- [WORK INSTRUCTION]: Search the material for lines containing the word "this", and copy each one.

- [MATERIAL SHOWN]:
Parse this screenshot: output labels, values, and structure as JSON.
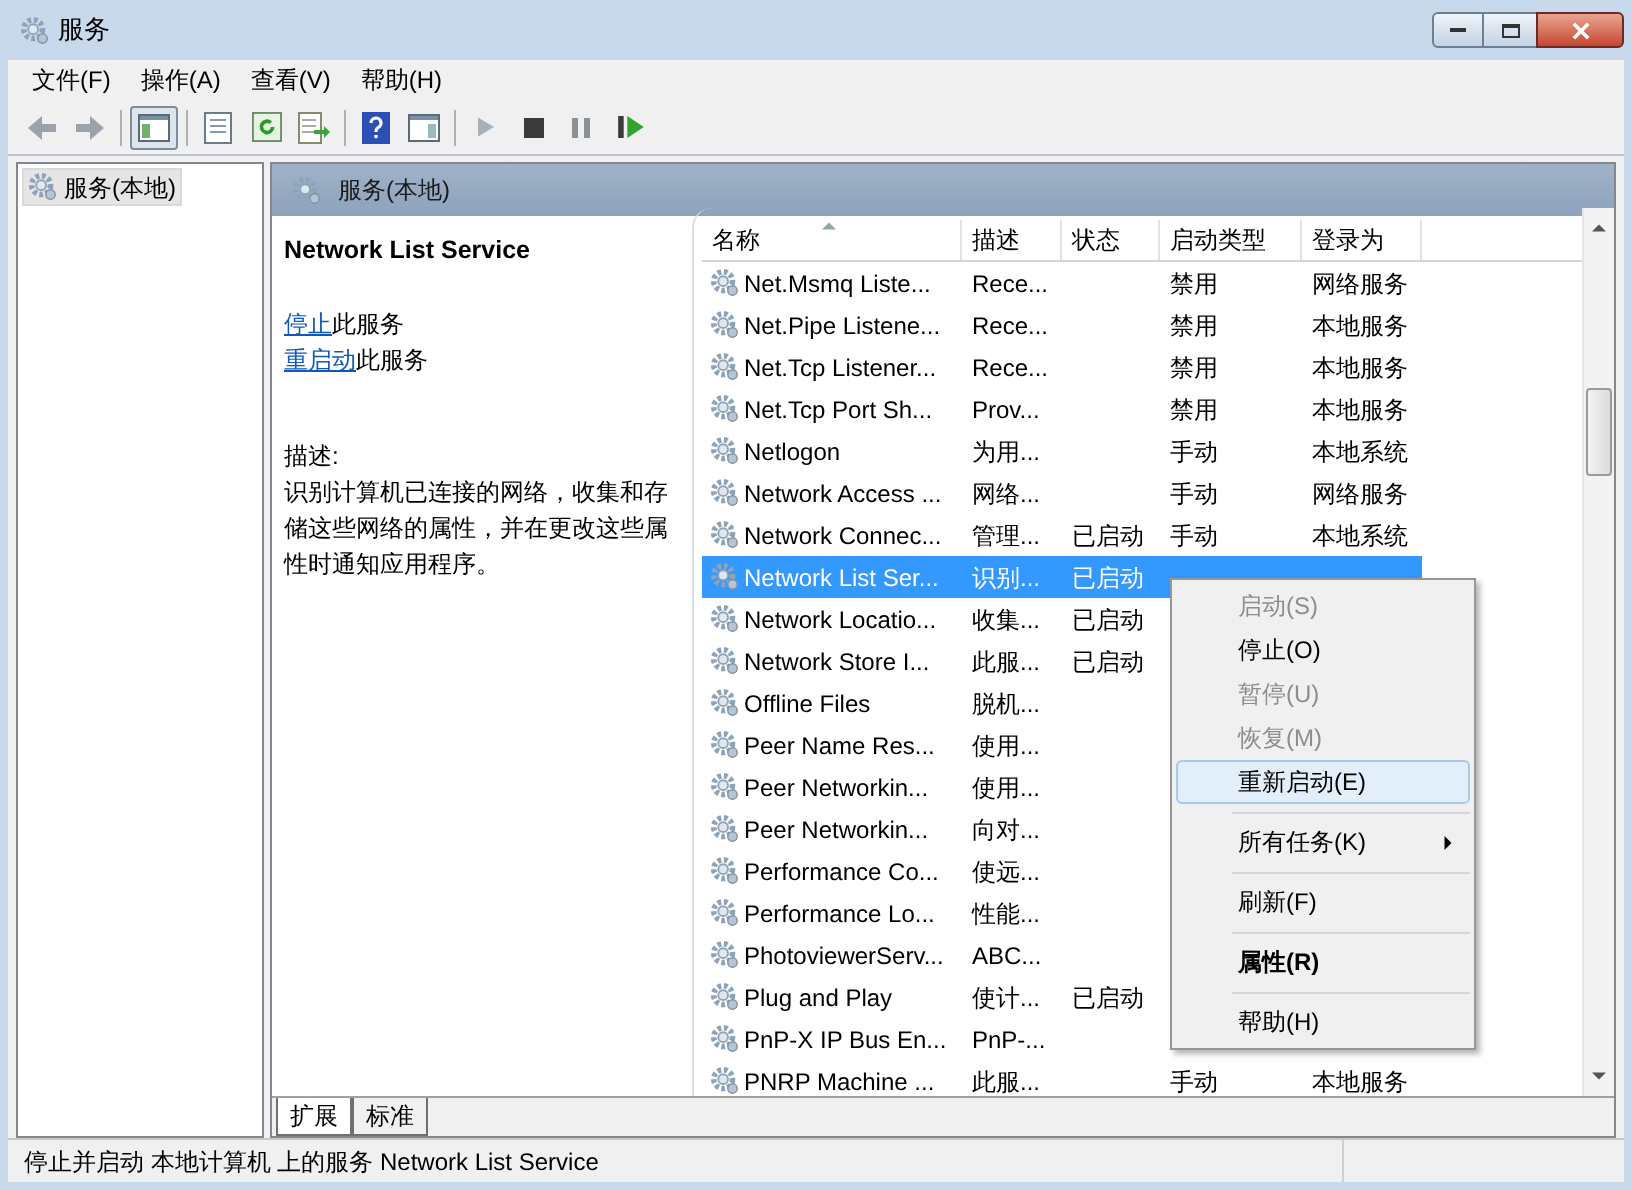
{
  "window": {
    "title": "服务"
  },
  "menu": [
    "文件(F)",
    "操作(A)",
    "查看(V)",
    "帮助(H)"
  ],
  "tree": {
    "items": [
      {
        "label": "服务(本地)",
        "selected": true
      }
    ]
  },
  "panel": {
    "title": "服务(本地)"
  },
  "details": {
    "service_name": "Network List Service",
    "actions": [
      {
        "link": "停止",
        "text": "此服务"
      },
      {
        "link": "重启动",
        "text": "此服务"
      }
    ],
    "description_label": "描述:",
    "description": "识别计算机已连接的网络，收集和存储这些网络的属性，并在更改这些属性时通知应用程序。"
  },
  "table": {
    "columns": [
      "名称",
      "描述",
      "状态",
      "启动类型",
      "登录为"
    ],
    "rows": [
      {
        "name": "Net.Msmq Liste...",
        "desc": "Rece...",
        "status": "",
        "startup": "禁用",
        "logon": "网络服务",
        "selected": false
      },
      {
        "name": "Net.Pipe Listene...",
        "desc": "Rece...",
        "status": "",
        "startup": "禁用",
        "logon": "本地服务",
        "selected": false
      },
      {
        "name": "Net.Tcp Listener...",
        "desc": "Rece...",
        "status": "",
        "startup": "禁用",
        "logon": "本地服务",
        "selected": false
      },
      {
        "name": "Net.Tcp Port Sh...",
        "desc": "Prov...",
        "status": "",
        "startup": "禁用",
        "logon": "本地服务",
        "selected": false
      },
      {
        "name": "Netlogon",
        "desc": "为用...",
        "status": "",
        "startup": "手动",
        "logon": "本地系统",
        "selected": false
      },
      {
        "name": "Network Access ...",
        "desc": "网络...",
        "status": "",
        "startup": "手动",
        "logon": "网络服务",
        "selected": false
      },
      {
        "name": "Network Connec...",
        "desc": "管理...",
        "status": "已启动",
        "startup": "手动",
        "logon": "本地系统",
        "selected": false
      },
      {
        "name": "Network List Ser...",
        "desc": "识别...",
        "status": "已启动",
        "selected": true
      },
      {
        "name": "Network Locatio...",
        "desc": "收集...",
        "status": "已启动",
        "selected": false
      },
      {
        "name": "Network Store I...",
        "desc": "此服...",
        "status": "已启动",
        "selected": false
      },
      {
        "name": "Offline Files",
        "desc": "脱机...",
        "status": "",
        "selected": false
      },
      {
        "name": "Peer Name Res...",
        "desc": "使用...",
        "status": "",
        "selected": false
      },
      {
        "name": "Peer Networkin...",
        "desc": "使用...",
        "status": "",
        "selected": false
      },
      {
        "name": "Peer Networkin...",
        "desc": "向对...",
        "status": "",
        "selected": false
      },
      {
        "name": "Performance Co...",
        "desc": "使远...",
        "status": "",
        "selected": false
      },
      {
        "name": "Performance Lo...",
        "desc": "性能...",
        "status": "",
        "selected": false
      },
      {
        "name": "PhotoviewerServ...",
        "desc": "ABC...",
        "status": "",
        "selected": false
      },
      {
        "name": "Plug and Play",
        "desc": "使计...",
        "status": "已启动",
        "selected": false
      },
      {
        "name": "PnP-X IP Bus En...",
        "desc": "PnP-...",
        "status": "",
        "selected": false
      },
      {
        "name": "PNRP Machine ...",
        "desc": "此服...",
        "status": "",
        "startup": "手动",
        "logon": "本地服务",
        "selected": false
      }
    ]
  },
  "context_menu": [
    {
      "kind": "item",
      "label": "启动(S)",
      "disabled": true,
      "highlighted": false
    },
    {
      "kind": "item",
      "label": "停止(O)",
      "disabled": false,
      "highlighted": false
    },
    {
      "kind": "item",
      "label": "暂停(U)",
      "disabled": true,
      "highlighted": false
    },
    {
      "kind": "item",
      "label": "恢复(M)",
      "disabled": true,
      "highlighted": false
    },
    {
      "kind": "item",
      "label": "重新启动(E)",
      "disabled": false,
      "highlighted": true
    },
    {
      "kind": "separator"
    },
    {
      "kind": "submenu",
      "label": "所有任务(K)",
      "disabled": false,
      "highlighted": false
    },
    {
      "kind": "separator"
    },
    {
      "kind": "item",
      "label": "刷新(F)",
      "disabled": false,
      "highlighted": false
    },
    {
      "kind": "separator"
    },
    {
      "kind": "default",
      "label": "属性(R)",
      "disabled": false,
      "highlighted": false
    },
    {
      "kind": "separator"
    },
    {
      "kind": "item",
      "label": "帮助(H)",
      "disabled": false,
      "highlighted": false
    }
  ],
  "view_tabs": [
    {
      "label": "扩展",
      "selected": true
    },
    {
      "label": "标准",
      "selected": false
    }
  ],
  "status_bar": "停止并启动 本地计算机 上的服务 Network List Service"
}
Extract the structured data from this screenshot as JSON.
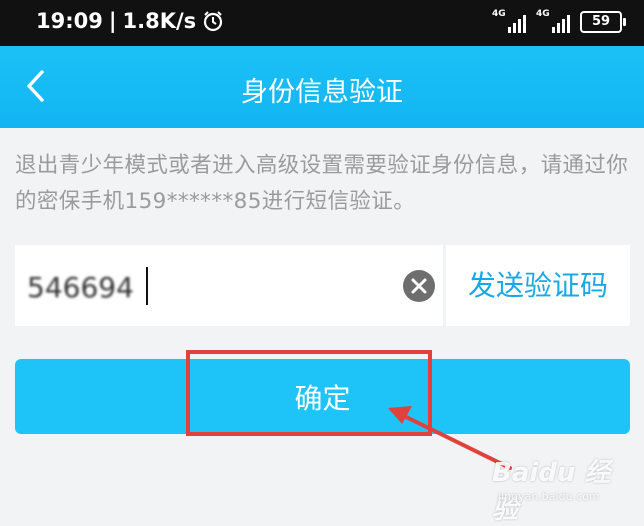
{
  "status_bar": {
    "time": "19:09",
    "separator": "|",
    "speed": "1.8K/s",
    "signal1_label": "4G",
    "signal2_label": "4G",
    "battery": "59"
  },
  "header": {
    "title": "身份信息验证",
    "back_icon": "chevron-left-icon"
  },
  "description": "退出青少年模式或者进入高级设置需要验证身份信息，请通过你的密保手机159******85进行短信验证。",
  "verification": {
    "code_value": "546694",
    "clear_icon": "clear-circle-icon",
    "send_code_label": "发送验证码"
  },
  "confirm_label": "确定",
  "annotation": {
    "highlight_color": "#e0413d"
  },
  "watermark": {
    "brand": "Baidu 经验",
    "url": "jingyan.baidu.com"
  },
  "colors": {
    "header": "#12b5f2",
    "button": "#1ec3f7",
    "link": "#19a8e6",
    "background": "#f2f3f5"
  }
}
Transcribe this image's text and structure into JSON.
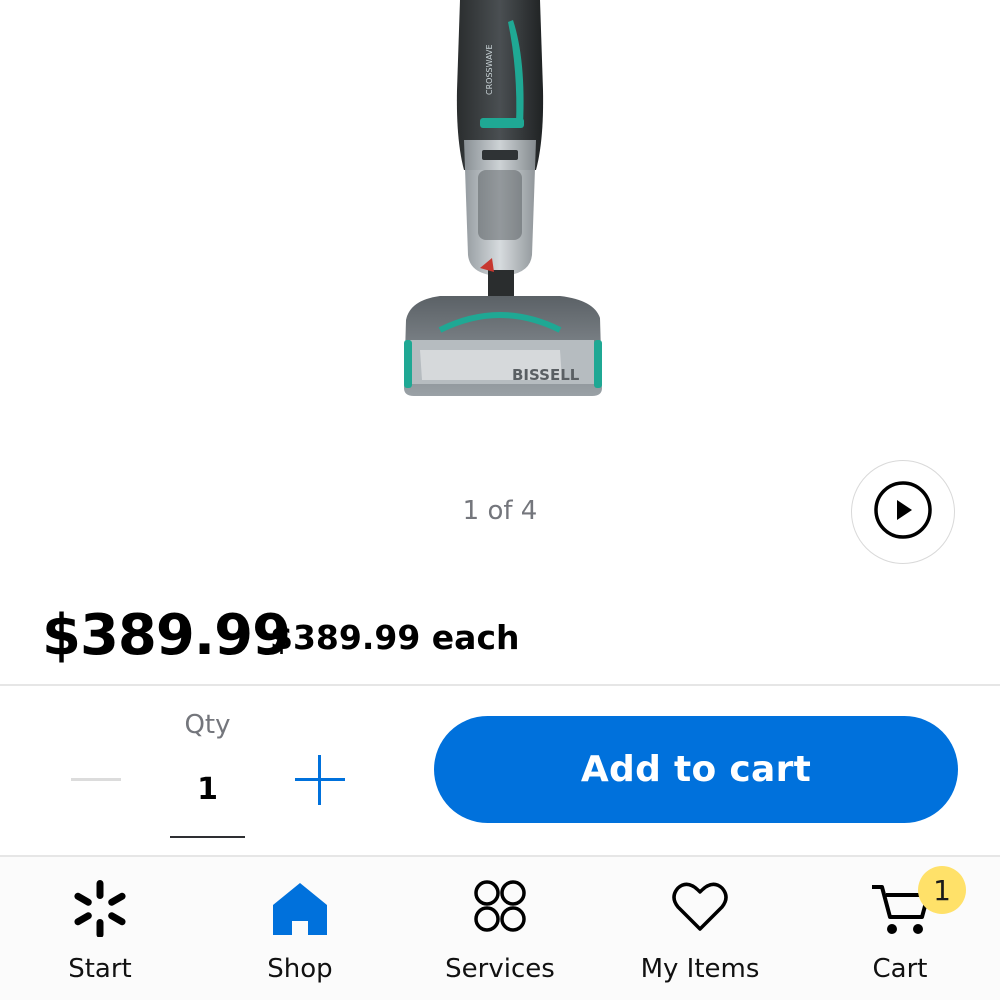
{
  "product": {
    "image_icon": "cordless-wet-dry-vacuum-image",
    "image_brand_text": "BISSELL",
    "image_counter": "1 of 4",
    "video_icon": "play-icon"
  },
  "pricing": {
    "price": "$389.99",
    "unit_price": "$389.99 each"
  },
  "quantity": {
    "label": "Qty",
    "value": "1",
    "decrement_icon": "minus-icon",
    "increment_icon": "plus-icon"
  },
  "actions": {
    "add_to_cart_label": "Add to cart"
  },
  "tabbar": {
    "items": [
      {
        "label": "Start",
        "icon": "spark-icon"
      },
      {
        "label": "Shop",
        "icon": "store-icon"
      },
      {
        "label": "Services",
        "icon": "services-grid-icon"
      },
      {
        "label": "My Items",
        "icon": "heart-icon"
      },
      {
        "label": "Cart",
        "icon": "cart-icon"
      }
    ],
    "cart_badge_count": "1"
  },
  "colors": {
    "accent_blue": "#0071dc",
    "badge_yellow": "#ffe169",
    "product_teal": "#1fa894",
    "muted_text": "#74767c"
  }
}
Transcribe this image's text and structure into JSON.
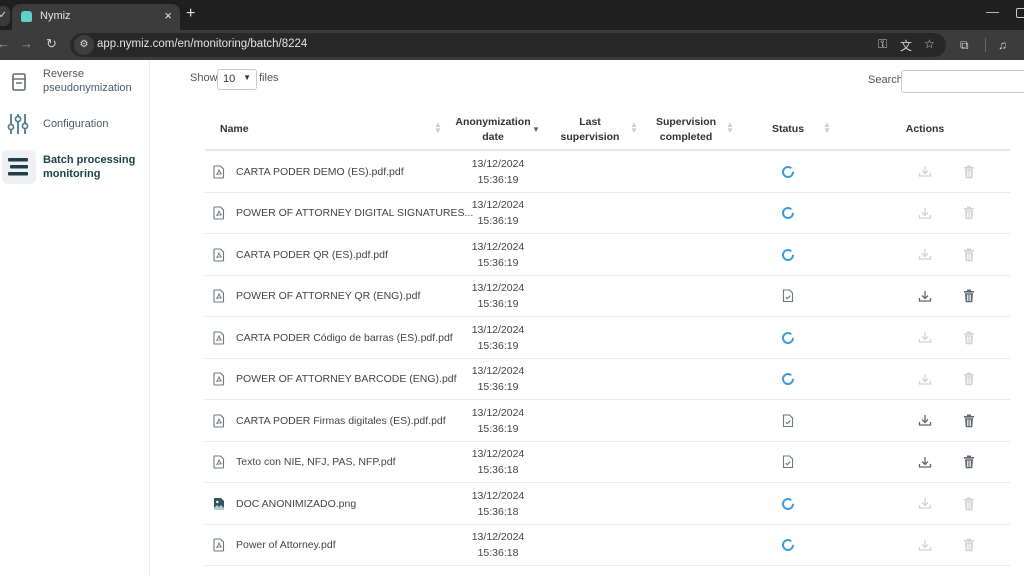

- [TASK RESPONSE]:
Parse this screenshot: output labels, values, and structure as JSON.
Extract the structured data from this screenshot as JSON.
Transcribe this image's text and structure into JSON.
Transcribe this image's text and structure into JSON.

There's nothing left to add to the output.